How long was your shoot?
Lament, which also included writing a thesis for my BA degree, took less than two college years 09/2008-04/2010. Ironically I’ve made a ‘making of’ documentary of the film which is the same length as the film itself but could have easily been much, much longer. I’ll upload that once I’ve finished the narration

Where was it shot, and were there any issues with locations? Did you use college or University facilities?
Lament was largely produced in Duncan of Jordanstone in Dundee University. However I did make trips to Dublin and to the Isle of Skye for research. The University has fantastic facilities including a ‘Mac lab’ (with dozens of high end machines and processing power) and recording studios of a very high standard.

What did you edit the film on?
Adobe ‘After Effects/Premiere’ for all audio and visuals. Additionally, Pro Tools for the ‘voice over’s’.

How are you finding things since winning the Reelshow Int competition? Do you have a show reel – if so you should upload that as well..:-)
It’s been overwhelming really. I wasn’t expecting anything let alone a screening here and there, and yet Lament has screened in over a dozen festivals internationally. It is absolutely wonderful when put your heart and soul into your work and you are rewarded for it. I do have a reel and it’s available on You Tube.

What’s your ambition and what are you working on now? What aspect of the industry do you aspire to be involved in?
If I could do it all again, I would, but with a team. I genuinely loved every minute of making Lament. My ambition, now, is to work on storyboarding and get my foot in the studio door. I will make more Celtic folklore films. Irish folklore is so rich in narrative and we are really only scratching the surface. The recent success of ‘The Secret of Kells’ by Cartoon Saloon Studios is testament to that.

You graduated from Dundee University in 2010. Can you also tell us a bit about your years at university, do you think your BA in animation and electronic media  was essential for your career path?
In my experience the BA is merely a piece of paper. Maybe that’s harsh but experience is everything. At the moment I’m struggling to gain that ‘studio experience’ because I haven’t worked in a studio. It’s a catch 22 situation or like being in quick sand. You need to get free, but if you move, you begin to sink, but you’ve got to get free…

Who is your favorite filmmaker?..and why
Hmm, for me it’s hard to beat Stanley Kubrick as 2001 & the Shining are my favorite films. The music he chooses and the composition and timing of shots is sublime.

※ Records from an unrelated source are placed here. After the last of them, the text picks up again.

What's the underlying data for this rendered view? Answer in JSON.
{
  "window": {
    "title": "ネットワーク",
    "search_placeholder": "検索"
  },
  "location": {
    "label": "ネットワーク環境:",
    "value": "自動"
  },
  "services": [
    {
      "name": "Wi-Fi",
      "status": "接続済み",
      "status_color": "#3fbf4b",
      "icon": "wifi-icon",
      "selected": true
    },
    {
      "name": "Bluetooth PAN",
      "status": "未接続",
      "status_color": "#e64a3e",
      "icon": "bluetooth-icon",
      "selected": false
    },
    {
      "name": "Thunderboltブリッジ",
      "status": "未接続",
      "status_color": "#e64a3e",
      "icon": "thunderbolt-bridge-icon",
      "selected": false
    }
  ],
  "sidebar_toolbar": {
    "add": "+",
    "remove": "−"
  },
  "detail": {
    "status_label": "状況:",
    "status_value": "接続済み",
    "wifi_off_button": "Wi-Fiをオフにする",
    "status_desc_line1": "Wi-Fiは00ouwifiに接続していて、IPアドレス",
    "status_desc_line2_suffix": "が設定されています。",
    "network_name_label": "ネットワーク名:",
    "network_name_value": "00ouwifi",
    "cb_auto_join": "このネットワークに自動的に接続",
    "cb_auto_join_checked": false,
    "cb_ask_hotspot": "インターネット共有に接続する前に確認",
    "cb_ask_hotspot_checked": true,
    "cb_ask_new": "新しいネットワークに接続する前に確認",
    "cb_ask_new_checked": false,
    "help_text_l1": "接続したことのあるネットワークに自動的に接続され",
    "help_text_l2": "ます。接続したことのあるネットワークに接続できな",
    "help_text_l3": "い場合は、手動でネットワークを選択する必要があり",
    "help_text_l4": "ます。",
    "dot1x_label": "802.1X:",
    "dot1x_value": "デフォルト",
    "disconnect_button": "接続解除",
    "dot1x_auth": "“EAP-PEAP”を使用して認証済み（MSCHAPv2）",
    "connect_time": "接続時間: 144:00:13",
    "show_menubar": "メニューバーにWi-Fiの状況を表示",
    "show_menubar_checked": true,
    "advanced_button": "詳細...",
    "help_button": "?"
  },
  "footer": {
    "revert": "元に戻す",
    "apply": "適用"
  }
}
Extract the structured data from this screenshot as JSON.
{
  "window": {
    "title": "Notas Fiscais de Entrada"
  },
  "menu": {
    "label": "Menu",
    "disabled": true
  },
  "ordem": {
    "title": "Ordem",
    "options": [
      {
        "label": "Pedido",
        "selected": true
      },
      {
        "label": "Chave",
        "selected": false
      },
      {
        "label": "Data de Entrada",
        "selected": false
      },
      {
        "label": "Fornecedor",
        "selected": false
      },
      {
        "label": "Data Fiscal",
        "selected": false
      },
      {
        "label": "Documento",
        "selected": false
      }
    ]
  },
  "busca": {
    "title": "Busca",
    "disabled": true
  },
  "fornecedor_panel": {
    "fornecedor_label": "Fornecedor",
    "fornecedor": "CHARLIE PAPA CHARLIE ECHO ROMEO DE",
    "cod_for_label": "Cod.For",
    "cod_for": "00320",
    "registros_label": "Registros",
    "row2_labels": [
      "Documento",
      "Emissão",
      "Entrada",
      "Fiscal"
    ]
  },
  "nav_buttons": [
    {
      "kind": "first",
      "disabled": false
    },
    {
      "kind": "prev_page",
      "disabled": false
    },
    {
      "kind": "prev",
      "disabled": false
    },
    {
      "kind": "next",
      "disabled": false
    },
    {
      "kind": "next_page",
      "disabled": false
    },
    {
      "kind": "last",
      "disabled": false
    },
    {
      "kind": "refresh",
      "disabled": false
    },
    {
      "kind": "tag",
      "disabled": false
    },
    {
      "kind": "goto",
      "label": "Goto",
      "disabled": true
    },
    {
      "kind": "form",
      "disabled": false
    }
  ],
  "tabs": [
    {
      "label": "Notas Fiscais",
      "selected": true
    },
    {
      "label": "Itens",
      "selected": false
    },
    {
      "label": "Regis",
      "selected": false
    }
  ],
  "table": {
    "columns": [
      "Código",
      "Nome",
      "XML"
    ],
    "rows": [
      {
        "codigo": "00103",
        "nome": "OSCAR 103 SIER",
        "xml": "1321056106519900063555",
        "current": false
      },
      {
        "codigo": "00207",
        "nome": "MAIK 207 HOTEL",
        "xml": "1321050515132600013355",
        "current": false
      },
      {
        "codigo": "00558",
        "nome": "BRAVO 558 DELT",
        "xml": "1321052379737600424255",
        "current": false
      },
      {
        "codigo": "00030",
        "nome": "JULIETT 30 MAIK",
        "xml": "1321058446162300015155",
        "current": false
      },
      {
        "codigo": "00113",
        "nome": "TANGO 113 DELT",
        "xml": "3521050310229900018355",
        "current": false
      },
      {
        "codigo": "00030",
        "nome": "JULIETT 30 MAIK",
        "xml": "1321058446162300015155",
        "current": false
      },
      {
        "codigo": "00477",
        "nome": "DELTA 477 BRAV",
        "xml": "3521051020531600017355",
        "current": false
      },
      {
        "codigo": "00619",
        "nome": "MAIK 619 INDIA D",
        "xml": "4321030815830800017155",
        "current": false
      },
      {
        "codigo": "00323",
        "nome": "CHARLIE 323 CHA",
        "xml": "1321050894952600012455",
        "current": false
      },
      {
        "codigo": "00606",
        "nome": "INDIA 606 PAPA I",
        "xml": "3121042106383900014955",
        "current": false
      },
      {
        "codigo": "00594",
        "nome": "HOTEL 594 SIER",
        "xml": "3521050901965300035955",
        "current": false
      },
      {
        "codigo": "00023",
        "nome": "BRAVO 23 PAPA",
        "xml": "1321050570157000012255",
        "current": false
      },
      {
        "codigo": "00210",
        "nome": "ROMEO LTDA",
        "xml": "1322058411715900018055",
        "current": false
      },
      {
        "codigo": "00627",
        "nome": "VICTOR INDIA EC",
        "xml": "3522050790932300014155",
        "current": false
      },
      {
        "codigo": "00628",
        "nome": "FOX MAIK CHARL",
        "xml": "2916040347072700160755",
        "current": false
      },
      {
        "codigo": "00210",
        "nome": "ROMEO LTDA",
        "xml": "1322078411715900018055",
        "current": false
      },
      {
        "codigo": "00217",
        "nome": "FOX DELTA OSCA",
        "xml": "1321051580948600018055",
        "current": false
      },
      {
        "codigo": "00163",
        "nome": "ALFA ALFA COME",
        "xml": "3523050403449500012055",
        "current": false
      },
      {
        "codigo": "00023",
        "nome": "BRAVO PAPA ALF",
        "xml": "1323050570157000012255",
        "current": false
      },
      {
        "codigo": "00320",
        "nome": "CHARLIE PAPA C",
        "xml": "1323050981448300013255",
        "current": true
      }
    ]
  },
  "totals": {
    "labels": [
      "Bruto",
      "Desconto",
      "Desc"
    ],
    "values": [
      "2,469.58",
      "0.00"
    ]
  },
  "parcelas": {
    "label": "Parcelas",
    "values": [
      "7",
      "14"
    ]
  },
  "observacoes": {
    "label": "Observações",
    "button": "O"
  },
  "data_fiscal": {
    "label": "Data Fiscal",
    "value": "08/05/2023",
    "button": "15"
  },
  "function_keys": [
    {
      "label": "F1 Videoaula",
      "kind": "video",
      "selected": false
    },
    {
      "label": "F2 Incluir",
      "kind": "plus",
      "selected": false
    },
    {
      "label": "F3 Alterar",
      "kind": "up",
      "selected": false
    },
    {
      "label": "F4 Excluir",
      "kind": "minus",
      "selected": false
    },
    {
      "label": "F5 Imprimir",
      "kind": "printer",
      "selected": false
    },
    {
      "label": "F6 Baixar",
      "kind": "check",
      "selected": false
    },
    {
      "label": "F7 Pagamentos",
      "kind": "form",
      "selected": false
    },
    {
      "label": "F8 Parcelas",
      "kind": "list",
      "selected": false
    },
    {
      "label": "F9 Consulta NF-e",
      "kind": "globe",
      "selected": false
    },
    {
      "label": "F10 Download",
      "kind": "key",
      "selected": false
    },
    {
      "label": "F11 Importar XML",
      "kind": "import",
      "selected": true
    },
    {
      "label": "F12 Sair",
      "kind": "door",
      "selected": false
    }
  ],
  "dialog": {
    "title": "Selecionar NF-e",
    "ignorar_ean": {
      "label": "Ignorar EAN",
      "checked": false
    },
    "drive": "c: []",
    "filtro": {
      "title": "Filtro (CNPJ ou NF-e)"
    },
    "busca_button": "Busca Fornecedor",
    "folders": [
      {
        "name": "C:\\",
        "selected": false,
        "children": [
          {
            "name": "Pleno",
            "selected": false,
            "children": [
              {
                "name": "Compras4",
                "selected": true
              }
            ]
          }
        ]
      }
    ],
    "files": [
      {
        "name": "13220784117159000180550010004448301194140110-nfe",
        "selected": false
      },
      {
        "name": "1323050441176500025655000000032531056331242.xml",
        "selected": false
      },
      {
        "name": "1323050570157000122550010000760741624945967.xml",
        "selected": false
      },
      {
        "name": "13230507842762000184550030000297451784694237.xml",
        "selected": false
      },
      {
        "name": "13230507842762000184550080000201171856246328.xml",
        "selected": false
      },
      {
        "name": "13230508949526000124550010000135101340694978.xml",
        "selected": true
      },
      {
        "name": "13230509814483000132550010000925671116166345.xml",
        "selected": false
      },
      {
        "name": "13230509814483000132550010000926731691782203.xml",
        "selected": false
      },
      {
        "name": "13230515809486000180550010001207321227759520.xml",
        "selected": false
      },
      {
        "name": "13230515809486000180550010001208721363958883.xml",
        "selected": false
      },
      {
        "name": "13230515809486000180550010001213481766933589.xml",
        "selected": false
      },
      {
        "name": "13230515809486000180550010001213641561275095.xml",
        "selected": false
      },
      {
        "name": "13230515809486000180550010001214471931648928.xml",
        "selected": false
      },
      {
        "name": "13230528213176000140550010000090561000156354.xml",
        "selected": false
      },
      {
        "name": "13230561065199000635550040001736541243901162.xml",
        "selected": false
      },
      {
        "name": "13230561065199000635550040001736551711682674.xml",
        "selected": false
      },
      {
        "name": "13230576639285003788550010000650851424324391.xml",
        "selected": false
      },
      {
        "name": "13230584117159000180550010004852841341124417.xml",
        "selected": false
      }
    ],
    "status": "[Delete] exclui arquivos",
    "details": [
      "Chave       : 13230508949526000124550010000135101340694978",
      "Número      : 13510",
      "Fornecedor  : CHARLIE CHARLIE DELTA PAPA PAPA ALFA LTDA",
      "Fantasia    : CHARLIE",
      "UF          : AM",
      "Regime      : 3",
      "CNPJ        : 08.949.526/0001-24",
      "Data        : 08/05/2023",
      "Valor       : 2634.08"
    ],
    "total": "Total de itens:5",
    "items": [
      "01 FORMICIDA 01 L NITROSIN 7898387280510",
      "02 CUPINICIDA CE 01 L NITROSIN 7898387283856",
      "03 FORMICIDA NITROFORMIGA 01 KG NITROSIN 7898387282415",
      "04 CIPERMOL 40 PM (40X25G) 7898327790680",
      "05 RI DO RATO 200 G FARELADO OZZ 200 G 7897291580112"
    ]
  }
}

Finally, what’s the last film that you saw and the best film that you have seen in the last twelve months?
Actually, I’m in the middle of watching the Lord of the Rings trilogy. The ‘Long Way Back’ by Peter Weir was and is one of the most emotionally powerful films I’ve ever seen.

Thanks Damian – we wish you all the best for the future.

Watch the superb Lament here.